§ **EXTRACTED ENTRIES**
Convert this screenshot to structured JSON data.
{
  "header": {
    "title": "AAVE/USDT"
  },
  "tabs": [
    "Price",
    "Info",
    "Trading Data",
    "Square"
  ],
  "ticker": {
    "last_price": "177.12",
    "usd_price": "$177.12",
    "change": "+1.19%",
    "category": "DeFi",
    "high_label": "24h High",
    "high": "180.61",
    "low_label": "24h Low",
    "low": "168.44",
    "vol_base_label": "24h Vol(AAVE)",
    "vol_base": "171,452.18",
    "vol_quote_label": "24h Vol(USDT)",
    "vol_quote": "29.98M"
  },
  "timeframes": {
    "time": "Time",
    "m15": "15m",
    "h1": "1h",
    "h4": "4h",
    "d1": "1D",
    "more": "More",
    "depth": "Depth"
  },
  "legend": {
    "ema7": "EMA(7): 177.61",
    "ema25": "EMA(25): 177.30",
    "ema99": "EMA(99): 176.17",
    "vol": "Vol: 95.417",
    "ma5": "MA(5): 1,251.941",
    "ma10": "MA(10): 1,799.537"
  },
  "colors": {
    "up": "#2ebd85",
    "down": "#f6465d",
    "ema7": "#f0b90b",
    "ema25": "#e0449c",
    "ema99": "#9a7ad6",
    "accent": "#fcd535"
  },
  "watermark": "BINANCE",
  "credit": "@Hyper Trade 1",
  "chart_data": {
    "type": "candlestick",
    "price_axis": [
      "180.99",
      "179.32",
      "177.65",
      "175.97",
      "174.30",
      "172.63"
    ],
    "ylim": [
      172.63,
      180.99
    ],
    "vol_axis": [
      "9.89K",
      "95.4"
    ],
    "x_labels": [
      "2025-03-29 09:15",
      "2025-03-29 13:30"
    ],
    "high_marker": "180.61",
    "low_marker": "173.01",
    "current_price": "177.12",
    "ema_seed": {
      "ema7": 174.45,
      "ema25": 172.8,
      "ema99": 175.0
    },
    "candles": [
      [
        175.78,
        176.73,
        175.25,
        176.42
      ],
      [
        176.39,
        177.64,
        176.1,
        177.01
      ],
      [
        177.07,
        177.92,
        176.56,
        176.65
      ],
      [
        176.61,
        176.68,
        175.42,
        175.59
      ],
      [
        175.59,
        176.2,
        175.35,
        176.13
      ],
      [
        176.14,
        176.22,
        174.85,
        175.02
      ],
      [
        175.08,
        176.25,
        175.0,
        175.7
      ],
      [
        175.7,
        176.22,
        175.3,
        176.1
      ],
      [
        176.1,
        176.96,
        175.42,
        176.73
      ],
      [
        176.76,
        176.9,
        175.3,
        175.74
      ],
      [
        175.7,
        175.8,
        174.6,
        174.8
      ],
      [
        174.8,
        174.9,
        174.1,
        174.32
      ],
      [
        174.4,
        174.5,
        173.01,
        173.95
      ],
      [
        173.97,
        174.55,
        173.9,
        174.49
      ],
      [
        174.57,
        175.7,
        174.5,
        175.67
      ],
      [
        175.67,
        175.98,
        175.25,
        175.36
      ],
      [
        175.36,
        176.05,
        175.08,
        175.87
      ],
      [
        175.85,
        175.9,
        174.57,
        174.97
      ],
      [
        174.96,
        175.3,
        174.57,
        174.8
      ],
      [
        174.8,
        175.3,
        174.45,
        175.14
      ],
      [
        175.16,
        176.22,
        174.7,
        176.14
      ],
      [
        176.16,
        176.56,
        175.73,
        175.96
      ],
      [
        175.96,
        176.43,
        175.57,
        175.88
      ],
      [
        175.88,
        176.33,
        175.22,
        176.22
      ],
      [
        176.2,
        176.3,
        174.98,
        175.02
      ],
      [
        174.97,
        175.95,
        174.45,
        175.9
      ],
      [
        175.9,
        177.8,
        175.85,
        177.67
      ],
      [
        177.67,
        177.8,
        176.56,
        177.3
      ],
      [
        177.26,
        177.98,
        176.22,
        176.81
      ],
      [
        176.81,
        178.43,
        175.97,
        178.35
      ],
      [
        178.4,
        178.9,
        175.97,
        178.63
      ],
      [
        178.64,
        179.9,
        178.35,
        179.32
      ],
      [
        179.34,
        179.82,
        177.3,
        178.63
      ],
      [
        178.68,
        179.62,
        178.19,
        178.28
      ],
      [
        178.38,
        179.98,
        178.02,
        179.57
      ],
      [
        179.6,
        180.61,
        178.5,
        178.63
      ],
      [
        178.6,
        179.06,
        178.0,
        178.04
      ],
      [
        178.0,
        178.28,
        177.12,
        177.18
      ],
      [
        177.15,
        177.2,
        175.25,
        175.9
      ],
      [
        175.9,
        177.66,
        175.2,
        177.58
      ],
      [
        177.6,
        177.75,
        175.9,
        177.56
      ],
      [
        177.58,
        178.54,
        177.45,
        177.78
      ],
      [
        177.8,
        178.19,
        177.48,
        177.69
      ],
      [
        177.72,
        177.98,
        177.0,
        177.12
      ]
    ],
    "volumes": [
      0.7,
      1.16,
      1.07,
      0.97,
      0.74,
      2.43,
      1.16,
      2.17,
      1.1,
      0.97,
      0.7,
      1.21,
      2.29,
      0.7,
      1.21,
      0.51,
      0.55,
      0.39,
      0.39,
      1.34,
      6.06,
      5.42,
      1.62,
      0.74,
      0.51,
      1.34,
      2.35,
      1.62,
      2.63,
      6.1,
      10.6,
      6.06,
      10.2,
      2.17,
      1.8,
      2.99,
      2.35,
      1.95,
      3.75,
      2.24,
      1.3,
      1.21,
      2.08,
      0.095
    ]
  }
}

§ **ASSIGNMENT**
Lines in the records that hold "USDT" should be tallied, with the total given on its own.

§ **OUTPUT BELOW**
2